- Problem description: Go through the data below and return each line where the string "JSON" appears.

START Stored data

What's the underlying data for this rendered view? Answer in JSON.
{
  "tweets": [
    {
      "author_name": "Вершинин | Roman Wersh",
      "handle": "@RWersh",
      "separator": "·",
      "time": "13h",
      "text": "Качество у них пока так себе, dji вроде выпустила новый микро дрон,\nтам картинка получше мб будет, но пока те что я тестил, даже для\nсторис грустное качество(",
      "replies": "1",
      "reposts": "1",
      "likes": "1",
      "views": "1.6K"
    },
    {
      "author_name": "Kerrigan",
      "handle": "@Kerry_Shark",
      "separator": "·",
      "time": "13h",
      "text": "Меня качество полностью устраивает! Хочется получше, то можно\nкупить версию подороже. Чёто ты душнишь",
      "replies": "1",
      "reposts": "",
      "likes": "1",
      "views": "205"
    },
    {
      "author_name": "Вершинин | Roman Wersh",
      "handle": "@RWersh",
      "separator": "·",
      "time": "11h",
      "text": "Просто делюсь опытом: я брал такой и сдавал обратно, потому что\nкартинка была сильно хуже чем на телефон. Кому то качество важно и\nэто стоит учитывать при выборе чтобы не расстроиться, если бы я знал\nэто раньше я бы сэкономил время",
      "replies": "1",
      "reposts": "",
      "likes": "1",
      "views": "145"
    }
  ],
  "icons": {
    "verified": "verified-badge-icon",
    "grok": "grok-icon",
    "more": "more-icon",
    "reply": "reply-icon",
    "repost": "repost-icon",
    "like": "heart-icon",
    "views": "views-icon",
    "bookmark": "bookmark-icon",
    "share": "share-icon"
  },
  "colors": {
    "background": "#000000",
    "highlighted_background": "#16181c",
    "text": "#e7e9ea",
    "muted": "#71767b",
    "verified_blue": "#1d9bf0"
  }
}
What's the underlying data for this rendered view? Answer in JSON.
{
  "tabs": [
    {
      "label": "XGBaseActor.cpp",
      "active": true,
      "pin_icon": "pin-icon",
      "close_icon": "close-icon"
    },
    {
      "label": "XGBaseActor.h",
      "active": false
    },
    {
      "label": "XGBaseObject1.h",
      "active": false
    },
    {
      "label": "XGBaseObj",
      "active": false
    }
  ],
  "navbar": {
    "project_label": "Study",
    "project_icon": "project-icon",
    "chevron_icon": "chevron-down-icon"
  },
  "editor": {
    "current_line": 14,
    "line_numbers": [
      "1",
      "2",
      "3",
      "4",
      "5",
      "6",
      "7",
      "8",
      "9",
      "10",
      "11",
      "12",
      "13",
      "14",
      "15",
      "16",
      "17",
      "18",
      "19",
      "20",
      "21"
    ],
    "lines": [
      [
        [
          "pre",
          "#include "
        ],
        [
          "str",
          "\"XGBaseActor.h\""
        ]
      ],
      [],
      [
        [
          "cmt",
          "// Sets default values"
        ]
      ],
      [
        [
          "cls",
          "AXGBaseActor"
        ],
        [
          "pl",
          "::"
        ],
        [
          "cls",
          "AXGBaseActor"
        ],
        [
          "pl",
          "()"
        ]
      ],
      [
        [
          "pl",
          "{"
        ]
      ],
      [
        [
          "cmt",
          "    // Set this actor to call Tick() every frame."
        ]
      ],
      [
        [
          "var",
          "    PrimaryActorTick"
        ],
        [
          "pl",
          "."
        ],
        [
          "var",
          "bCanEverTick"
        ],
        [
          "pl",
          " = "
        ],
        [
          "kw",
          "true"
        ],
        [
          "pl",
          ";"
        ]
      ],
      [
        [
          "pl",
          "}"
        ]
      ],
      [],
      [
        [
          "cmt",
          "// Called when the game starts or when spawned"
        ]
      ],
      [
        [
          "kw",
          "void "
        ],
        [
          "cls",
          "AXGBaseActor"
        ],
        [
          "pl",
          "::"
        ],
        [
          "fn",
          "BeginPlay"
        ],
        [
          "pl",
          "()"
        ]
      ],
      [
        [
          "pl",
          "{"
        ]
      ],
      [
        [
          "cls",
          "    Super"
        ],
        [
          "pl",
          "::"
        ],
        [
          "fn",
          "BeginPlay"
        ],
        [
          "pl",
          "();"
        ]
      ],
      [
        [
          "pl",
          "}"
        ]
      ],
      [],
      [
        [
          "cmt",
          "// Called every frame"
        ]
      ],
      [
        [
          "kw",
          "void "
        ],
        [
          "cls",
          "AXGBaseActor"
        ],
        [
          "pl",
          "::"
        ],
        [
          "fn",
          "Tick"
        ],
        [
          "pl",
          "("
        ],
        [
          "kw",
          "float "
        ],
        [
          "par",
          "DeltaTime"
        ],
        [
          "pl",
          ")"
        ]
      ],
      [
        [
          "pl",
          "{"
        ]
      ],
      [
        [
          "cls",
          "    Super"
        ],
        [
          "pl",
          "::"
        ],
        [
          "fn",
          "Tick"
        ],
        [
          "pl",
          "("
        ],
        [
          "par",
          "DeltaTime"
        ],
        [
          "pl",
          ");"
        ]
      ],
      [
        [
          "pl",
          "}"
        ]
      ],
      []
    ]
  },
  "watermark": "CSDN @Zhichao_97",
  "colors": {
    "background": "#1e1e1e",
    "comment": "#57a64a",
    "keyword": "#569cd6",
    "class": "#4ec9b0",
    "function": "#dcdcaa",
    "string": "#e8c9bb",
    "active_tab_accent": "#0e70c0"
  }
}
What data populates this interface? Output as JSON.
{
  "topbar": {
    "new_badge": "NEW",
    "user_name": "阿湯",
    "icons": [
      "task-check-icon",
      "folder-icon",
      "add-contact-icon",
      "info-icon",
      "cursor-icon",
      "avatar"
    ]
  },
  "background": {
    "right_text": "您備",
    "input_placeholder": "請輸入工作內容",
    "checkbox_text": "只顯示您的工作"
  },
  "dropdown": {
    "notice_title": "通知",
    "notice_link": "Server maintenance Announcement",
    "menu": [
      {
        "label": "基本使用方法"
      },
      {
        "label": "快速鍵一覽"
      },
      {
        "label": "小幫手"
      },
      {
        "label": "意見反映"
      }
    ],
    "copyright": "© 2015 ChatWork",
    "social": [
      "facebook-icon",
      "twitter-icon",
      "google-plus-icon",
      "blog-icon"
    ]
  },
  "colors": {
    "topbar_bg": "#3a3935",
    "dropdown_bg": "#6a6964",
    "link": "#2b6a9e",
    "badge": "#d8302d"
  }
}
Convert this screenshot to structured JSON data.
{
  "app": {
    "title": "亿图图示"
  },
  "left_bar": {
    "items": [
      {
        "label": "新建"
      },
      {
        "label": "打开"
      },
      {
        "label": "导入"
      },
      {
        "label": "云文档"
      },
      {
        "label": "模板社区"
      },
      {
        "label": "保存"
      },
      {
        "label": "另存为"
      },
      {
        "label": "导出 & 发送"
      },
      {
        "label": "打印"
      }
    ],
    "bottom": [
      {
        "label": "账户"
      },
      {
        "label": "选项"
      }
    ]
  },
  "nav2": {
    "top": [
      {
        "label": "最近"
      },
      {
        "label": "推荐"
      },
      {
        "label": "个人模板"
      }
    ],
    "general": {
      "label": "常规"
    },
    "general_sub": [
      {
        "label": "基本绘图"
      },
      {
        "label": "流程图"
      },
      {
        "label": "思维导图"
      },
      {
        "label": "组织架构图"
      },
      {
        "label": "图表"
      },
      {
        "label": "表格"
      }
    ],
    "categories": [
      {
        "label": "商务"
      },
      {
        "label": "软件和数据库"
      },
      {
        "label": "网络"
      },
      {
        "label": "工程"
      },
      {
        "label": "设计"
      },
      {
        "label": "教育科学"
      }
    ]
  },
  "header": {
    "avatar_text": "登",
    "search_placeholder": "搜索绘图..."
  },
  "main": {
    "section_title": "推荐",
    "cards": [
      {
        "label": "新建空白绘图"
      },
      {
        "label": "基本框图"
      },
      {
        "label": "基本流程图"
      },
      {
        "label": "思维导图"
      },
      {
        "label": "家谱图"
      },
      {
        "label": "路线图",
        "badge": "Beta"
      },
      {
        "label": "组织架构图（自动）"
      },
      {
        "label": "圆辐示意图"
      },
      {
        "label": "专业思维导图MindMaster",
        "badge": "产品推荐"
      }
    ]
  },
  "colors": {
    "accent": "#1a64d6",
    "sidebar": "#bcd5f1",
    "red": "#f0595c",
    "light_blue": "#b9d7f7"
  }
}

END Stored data

- Your solution:
What's the underlying data for this rendered view? Answer in JSON.
What's the underlying data for this rendered view? Answer in JSON.
What data populates this interface? Output as JSON.
Convert this screenshot to structured JSON data.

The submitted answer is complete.